Problem requirements: The data below should be duplicated in full, unchanged.

Material provided:
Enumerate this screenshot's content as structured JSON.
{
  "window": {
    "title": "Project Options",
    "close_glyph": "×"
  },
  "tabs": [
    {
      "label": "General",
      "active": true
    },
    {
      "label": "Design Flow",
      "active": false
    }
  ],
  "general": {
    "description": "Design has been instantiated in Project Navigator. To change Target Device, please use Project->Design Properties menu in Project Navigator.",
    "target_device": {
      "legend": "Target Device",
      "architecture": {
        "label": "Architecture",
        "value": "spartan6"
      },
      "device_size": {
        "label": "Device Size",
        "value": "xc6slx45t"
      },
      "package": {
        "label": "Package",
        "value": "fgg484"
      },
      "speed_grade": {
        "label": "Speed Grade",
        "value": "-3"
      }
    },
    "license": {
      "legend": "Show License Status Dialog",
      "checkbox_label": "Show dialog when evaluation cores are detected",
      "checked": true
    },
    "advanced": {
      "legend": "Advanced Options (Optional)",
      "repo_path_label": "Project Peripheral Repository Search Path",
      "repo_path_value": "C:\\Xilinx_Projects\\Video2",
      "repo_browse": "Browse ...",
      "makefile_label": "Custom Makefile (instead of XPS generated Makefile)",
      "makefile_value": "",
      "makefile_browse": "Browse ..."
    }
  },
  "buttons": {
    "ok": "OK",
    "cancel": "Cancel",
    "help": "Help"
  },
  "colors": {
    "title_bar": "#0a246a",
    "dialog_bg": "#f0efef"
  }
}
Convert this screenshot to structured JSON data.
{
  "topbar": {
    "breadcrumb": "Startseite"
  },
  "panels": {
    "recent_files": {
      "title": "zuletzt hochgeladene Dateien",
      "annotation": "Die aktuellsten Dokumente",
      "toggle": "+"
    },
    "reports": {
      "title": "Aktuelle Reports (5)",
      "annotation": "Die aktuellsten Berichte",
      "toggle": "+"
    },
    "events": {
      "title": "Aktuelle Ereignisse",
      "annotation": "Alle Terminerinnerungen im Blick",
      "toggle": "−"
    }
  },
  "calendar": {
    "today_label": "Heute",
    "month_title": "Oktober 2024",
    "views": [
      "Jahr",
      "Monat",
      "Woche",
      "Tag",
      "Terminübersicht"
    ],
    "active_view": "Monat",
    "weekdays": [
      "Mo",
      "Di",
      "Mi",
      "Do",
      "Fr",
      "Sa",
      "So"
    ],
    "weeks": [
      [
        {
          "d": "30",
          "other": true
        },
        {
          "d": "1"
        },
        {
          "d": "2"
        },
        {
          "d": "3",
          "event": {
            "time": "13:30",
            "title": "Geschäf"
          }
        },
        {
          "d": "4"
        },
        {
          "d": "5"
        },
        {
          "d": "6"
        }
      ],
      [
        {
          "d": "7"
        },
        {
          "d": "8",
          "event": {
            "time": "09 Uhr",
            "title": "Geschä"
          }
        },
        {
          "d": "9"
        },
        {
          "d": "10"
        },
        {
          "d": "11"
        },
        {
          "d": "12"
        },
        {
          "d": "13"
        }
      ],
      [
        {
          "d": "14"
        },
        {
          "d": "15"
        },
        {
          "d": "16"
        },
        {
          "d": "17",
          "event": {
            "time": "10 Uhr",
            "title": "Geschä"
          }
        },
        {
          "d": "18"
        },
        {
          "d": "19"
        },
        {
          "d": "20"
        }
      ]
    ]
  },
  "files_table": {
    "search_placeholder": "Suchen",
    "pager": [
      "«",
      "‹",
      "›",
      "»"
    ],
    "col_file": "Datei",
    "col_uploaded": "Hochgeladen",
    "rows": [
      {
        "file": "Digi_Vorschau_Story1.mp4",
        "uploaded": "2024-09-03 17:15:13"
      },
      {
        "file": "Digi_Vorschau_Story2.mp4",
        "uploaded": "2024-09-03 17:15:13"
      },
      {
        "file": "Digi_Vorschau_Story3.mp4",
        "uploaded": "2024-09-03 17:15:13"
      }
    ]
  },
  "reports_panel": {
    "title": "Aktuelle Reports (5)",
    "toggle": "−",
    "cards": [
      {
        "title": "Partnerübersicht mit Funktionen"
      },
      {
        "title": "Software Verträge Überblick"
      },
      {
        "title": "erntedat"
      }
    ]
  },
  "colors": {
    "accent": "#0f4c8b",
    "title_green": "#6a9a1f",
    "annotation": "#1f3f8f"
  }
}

Response box:
Enumerate this screenshot's content as structured JSON.
{
  "window": {
    "title": "Project Options",
    "close_glyph": "×"
  },
  "tabs": [
    {
      "label": "General",
      "active": true
    },
    {
      "label": "Design Flow",
      "active": false
    }
  ],
  "general": {
    "description": "Design has been instantiated in Project Navigator. To change Target Device, please use Project->Design Properties menu in Project Navigator.",
    "target_device": {
      "legend": "Target Device",
      "architecture": {
        "label": "Architecture",
        "value": "spartan6"
      },
      "device_size": {
        "label": "Device Size",
        "value": "xc6slx45t"
      },
      "package": {
        "label": "Package",
        "value": "fgg484"
      },
      "speed_grade": {
        "label": "Speed Grade",
        "value": "-3"
      }
    },
    "license": {
      "legend": "Show License Status Dialog",
      "checkbox_label": "Show dialog when evaluation cores are detected",
      "checked": true
    },
    "advanced": {
      "legend": "Advanced Options (Optional)",
      "repo_path_label": "Project Peripheral Repository Search Path",
      "repo_path_value": "C:\\Xilinx_Projects\\Video2",
      "repo_browse": "Browse ...",
      "makefile_label": "Custom Makefile (instead of XPS generated Makefile)",
      "makefile_value": "",
      "makefile_browse": "Browse ..."
    }
  },
  "buttons": {
    "ok": "OK",
    "cancel": "Cancel",
    "help": "Help"
  },
  "colors": {
    "title_bar": "#0a246a",
    "dialog_bg": "#f0efef"
  }
}
Convert this screenshot to structured JSON data.
{
  "topbar": {
    "breadcrumb": "Startseite"
  },
  "panels": {
    "recent_files": {
      "title": "zuletzt hochgeladene Dateien",
      "annotation": "Die aktuellsten Dokumente",
      "toggle": "+"
    },
    "reports": {
      "title": "Aktuelle Reports (5)",
      "annotation": "Die aktuellsten Berichte",
      "toggle": "+"
    },
    "events": {
      "title": "Aktuelle Ereignisse",
      "annotation": "Alle Terminerinnerungen im Blick",
      "toggle": "−"
    }
  },
  "calendar": {
    "today_label": "Heute",
    "month_title": "Oktober 2024",
    "views": [
      "Jahr",
      "Monat",
      "Woche",
      "Tag",
      "Terminübersicht"
    ],
    "active_view": "Monat",
    "weekdays": [
      "Mo",
      "Di",
      "Mi",
      "Do",
      "Fr",
      "Sa",
      "So"
    ],
    "weeks": [
      [
        {
          "d": "30",
          "other": true
        },
        {
          "d": "1"
        },
        {
          "d": "2"
        },
        {
          "d": "3",
          "event": {
            "time": "13:30",
            "title": "Geschäf"
          }
        },
        {
          "d": "4"
        },
        {
          "d": "5"
        },
        {
          "d": "6"
        }
      ],
      [
        {
          "d": "7"
        },
        {
          "d": "8",
          "event": {
            "time": "09 Uhr",
            "title": "Geschä"
          }
        },
        {
          "d": "9"
        },
        {
          "d": "10"
        },
        {
          "d": "11"
        },
        {
          "d": "12"
        },
        {
          "d": "13"
        }
      ],
      [
        {
          "d": "14"
        },
        {
          "d": "15"
        },
        {
          "d": "16"
        },
        {
          "d": "17",
          "event": {
            "time": "10 Uhr",
            "title": "Geschä"
          }
        },
        {
          "d": "18"
        },
        {
          "d": "19"
        },
        {
          "d": "20"
        }
      ]
    ]
  },
  "files_table": {
    "search_placeholder": "Suchen",
    "pager": [
      "«",
      "‹",
      "›",
      "»"
    ],
    "col_file": "Datei",
    "col_uploaded": "Hochgeladen",
    "rows": [
      {
        "file": "Digi_Vorschau_Story1.mp4",
        "uploaded": "2024-09-03 17:15:13"
      },
      {
        "file": "Digi_Vorschau_Story2.mp4",
        "uploaded": "2024-09-03 17:15:13"
      },
      {
        "file": "Digi_Vorschau_Story3.mp4",
        "uploaded": "2024-09-03 17:15:13"
      }
    ]
  },
  "reports_panel": {
    "title": "Aktuelle Reports (5)",
    "toggle": "−",
    "cards": [
      {
        "title": "Partnerübersicht mit Funktionen"
      },
      {
        "title": "Software Verträge Überblick"
      },
      {
        "title": "erntedat"
      }
    ]
  },
  "colors": {
    "accent": "#0f4c8b",
    "title_green": "#6a9a1f",
    "annotation": "#1f3f8f"
  }
}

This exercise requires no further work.